The treatment effect of alpha interferon in chronic hepatitis B is independent of pre-treatment variables. Results based on individual patient data from 10 clinical controlled trials. European Concerted Action on Viral Hepatitis (Eurohep)

J Hepatol. 1994 Oct;21(4):646-55. doi: 10.1016/s0168-8278(94)80114-2.


Alpha interferon induces HBeAg seroconversion in about one third of treated patients and has become an established treatment of chronic hepatitis B. A number of smaller studies have suggested that response to treatment is more likely to occur in patients with higher levels of transaminases, with recent (adult) onset, a history of acute hepatitis, low levels of HBV DNA and in heterosexual males. The aim of this European co-operative study was to estimate the effect of alpha interferon more accurately and to evaluate the influence of host pre-treatment variables on the effect of interferon. Individual data were collected from 751 patients from 10 controlled clinical trials on alpha interferon (lymphoblastoid or recombinant) treatment for chronic hepatitis B. Alpha interferon was administered to 496 patients, while 255 were untreated controls. Individual patient data were analysed by survival analysis (log rank test and Cox regression analysis), stratified by trial, with the disappearance of HBeAg as the major endpoint. The results showed that the HBeAg disappearance rate with or without interferon treatment was higher in patients with high aminotransferase levels, with a history of acute hepatitis and in male heterosexual patients disregarding HIV status. If HIV-positive patients were excluded, the effect of sexual orientation was not significant. Therapy with alpha interferon increased the a priori HBeAg disappearance rate by a factor of 1.76; the relative treatment effect of alpha interferon was independent of the tested pretreatment host variables, but dependent on the total (intended) interferon dose (low dose < or = 200 MU/m2 increased HBeAg disappearance by a factor 1.37; medium/high dose > or = 200 MU/m2 increased HBeAg disappearance by a factor 2.05). In conclusion, this meta-analysis suggests that the effect of alpha interferon is less than previously assumed and independent of pretreatment host variables tested. It confirms the higher therapeutic benefit of a total dose exceeding 200 MU/m2 and of selection of patients based on disease activity and immune reactivity. Although all patient seem to have the same relative benefit, the absolute benefit of alpha interferon treatment seems to be greatest in patients with high transaminase levels and with a history of acute hepatitis.
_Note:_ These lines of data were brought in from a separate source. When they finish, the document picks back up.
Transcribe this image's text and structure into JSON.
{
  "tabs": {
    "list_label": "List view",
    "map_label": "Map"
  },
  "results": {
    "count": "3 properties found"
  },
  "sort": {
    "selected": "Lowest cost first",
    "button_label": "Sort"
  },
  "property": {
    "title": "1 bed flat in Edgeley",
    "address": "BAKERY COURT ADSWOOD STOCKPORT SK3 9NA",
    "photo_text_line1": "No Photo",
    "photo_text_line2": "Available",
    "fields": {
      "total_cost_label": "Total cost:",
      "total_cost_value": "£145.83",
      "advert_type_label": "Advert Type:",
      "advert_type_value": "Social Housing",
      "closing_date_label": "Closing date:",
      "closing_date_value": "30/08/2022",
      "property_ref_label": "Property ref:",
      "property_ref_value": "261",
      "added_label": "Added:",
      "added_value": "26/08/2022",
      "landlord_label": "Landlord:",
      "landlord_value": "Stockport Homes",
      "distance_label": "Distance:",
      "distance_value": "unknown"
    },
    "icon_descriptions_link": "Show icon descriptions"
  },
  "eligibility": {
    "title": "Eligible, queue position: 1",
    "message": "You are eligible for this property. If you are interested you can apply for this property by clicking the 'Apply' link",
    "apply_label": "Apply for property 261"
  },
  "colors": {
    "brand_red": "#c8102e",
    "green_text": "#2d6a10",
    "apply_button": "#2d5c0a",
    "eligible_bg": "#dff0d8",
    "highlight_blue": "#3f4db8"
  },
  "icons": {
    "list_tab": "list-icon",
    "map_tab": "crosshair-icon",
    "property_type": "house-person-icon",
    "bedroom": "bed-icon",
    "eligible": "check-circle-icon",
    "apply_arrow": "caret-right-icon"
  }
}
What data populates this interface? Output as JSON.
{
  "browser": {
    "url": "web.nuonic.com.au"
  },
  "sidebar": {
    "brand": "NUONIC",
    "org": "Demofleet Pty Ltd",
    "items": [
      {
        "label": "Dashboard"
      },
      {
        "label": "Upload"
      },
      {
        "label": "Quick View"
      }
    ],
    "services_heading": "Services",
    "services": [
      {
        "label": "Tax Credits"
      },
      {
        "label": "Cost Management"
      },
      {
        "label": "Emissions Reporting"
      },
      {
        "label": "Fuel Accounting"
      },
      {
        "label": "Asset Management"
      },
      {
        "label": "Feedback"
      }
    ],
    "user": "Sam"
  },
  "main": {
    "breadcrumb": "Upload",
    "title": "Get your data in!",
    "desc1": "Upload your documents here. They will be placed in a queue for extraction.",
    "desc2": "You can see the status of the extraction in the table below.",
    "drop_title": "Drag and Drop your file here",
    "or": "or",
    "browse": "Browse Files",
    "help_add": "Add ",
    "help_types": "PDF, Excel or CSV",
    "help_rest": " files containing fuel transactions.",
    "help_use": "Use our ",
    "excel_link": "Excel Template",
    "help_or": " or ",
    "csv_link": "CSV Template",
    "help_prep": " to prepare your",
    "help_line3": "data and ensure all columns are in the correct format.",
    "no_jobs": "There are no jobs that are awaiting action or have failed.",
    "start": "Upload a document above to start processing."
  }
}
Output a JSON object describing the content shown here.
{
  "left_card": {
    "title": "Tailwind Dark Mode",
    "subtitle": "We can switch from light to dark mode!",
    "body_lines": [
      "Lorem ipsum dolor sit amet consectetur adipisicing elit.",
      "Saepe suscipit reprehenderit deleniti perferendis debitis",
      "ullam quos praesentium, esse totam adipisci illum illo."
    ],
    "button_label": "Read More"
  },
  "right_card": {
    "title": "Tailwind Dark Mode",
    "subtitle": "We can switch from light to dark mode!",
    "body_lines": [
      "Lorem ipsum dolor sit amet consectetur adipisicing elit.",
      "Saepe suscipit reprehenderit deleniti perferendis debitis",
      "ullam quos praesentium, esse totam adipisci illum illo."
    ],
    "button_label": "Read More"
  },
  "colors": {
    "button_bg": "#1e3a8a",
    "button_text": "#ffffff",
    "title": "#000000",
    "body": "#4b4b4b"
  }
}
Publication types

  • Meta-Analysis
  • Research Support, Non-U.S. Gov't

MeSH terms

  • Adult
  • Europe / epidemiology
  • Female
  • Hepatitis B / epidemiology
  • Hepatitis B / therapy*
  • Hepatitis B e Antigens / analysis
  • Hepatitis, Chronic / epidemiology
  • Hepatitis, Chronic / therapy*
  • Hepatitis, Chronic / virology
  • Homosexuality, Male
  • Humans
  • Interferon Type I / therapeutic use*
  • Interferon-alpha / therapeutic use*
  • Male
  • Patient Selection
  • Recombinant Proteins
  • Regression Analysis
  • Risk Factors
  • Survival Analysis


  • Hepatitis B e Antigens
  • Interferon Type I
  • Interferon-alpha
  • Recombinant Proteins